__Prompt__: Scan the material for the word "value" and copy each line where it occurs.

═════ Source material ═════

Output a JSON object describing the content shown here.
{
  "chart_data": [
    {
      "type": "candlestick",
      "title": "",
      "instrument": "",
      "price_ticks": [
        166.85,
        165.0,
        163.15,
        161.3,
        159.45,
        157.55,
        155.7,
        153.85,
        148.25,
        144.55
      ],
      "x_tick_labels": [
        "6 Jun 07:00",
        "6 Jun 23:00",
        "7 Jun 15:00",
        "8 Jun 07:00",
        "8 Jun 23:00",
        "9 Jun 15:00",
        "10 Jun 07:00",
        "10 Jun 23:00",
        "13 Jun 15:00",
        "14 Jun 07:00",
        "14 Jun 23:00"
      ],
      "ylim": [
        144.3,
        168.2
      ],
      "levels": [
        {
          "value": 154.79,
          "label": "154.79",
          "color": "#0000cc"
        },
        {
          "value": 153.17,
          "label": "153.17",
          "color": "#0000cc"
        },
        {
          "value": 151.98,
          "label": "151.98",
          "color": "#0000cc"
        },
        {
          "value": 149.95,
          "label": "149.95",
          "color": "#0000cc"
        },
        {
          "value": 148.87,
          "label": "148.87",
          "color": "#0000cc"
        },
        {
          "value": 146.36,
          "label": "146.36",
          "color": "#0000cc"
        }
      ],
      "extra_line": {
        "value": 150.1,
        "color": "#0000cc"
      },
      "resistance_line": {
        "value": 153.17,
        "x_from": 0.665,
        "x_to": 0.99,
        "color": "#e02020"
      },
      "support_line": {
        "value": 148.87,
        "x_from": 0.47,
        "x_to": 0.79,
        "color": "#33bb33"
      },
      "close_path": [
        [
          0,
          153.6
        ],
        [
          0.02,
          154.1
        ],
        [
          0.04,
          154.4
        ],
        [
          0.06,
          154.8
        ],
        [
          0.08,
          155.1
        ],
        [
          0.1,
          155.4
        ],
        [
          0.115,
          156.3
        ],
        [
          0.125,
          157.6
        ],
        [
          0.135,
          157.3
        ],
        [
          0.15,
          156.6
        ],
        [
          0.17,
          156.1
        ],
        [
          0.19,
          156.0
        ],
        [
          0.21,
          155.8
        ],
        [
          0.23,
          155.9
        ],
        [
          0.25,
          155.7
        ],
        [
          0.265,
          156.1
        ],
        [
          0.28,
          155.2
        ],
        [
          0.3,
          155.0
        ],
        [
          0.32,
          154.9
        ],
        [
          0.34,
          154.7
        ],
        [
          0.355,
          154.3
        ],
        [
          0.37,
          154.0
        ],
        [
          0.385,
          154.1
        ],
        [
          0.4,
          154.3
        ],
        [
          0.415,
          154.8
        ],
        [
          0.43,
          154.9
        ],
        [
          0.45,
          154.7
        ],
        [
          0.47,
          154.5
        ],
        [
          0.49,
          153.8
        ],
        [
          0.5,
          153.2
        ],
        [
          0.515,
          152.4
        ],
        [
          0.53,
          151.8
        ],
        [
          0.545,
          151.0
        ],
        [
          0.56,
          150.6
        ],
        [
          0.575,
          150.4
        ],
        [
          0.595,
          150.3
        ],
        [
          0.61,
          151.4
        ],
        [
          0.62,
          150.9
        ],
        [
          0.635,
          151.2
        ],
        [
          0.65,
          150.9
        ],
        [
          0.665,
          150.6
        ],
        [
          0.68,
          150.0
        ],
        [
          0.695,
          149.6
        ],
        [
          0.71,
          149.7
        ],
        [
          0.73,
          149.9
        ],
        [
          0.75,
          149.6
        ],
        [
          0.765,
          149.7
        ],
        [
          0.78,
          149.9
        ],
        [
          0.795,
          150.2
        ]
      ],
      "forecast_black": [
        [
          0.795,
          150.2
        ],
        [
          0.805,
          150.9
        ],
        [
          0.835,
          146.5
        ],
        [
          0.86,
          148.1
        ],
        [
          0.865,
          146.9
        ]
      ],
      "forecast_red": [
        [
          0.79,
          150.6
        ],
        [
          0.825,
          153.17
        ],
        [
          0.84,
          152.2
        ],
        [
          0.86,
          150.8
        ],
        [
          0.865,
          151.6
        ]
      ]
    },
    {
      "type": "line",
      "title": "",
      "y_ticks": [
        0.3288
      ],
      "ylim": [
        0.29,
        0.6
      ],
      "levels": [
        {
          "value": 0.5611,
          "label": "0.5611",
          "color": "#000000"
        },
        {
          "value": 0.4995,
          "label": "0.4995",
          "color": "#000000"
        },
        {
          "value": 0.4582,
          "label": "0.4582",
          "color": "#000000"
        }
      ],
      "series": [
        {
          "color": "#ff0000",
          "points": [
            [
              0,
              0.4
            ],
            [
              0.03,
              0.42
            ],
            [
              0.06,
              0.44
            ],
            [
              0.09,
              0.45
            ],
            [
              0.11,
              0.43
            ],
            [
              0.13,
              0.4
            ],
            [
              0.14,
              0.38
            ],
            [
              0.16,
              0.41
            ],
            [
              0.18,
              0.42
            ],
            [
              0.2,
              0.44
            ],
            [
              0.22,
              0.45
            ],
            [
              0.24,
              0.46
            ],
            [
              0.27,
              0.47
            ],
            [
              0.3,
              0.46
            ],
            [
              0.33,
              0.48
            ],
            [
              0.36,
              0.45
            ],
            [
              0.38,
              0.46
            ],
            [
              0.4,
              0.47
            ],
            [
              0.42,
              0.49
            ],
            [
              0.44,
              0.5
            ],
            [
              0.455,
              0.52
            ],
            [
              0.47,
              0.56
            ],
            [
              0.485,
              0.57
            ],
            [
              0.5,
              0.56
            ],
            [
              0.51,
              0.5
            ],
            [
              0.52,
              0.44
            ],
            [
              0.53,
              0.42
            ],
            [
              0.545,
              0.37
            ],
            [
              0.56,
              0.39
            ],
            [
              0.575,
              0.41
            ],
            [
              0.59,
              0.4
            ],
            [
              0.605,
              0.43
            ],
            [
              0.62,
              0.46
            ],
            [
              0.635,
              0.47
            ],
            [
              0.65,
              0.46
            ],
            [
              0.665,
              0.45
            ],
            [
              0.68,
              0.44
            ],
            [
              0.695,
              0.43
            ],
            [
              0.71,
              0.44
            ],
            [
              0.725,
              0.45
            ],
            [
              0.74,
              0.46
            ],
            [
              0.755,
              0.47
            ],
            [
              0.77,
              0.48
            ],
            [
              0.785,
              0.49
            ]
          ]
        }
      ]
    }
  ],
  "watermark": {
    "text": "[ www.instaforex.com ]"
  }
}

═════

__Final answer__:
          "value": 154.79,
          "value": 153.17,
          "value": 151.98,
          "value": 149.95,
          "value": 148.87,
          "value": 146.36,
        "value": 150.1,
        "value": 153.17,
        "value": 148.87,
          "value": 0.5611,
          "value": 0.4995,
          "value": 0.4582,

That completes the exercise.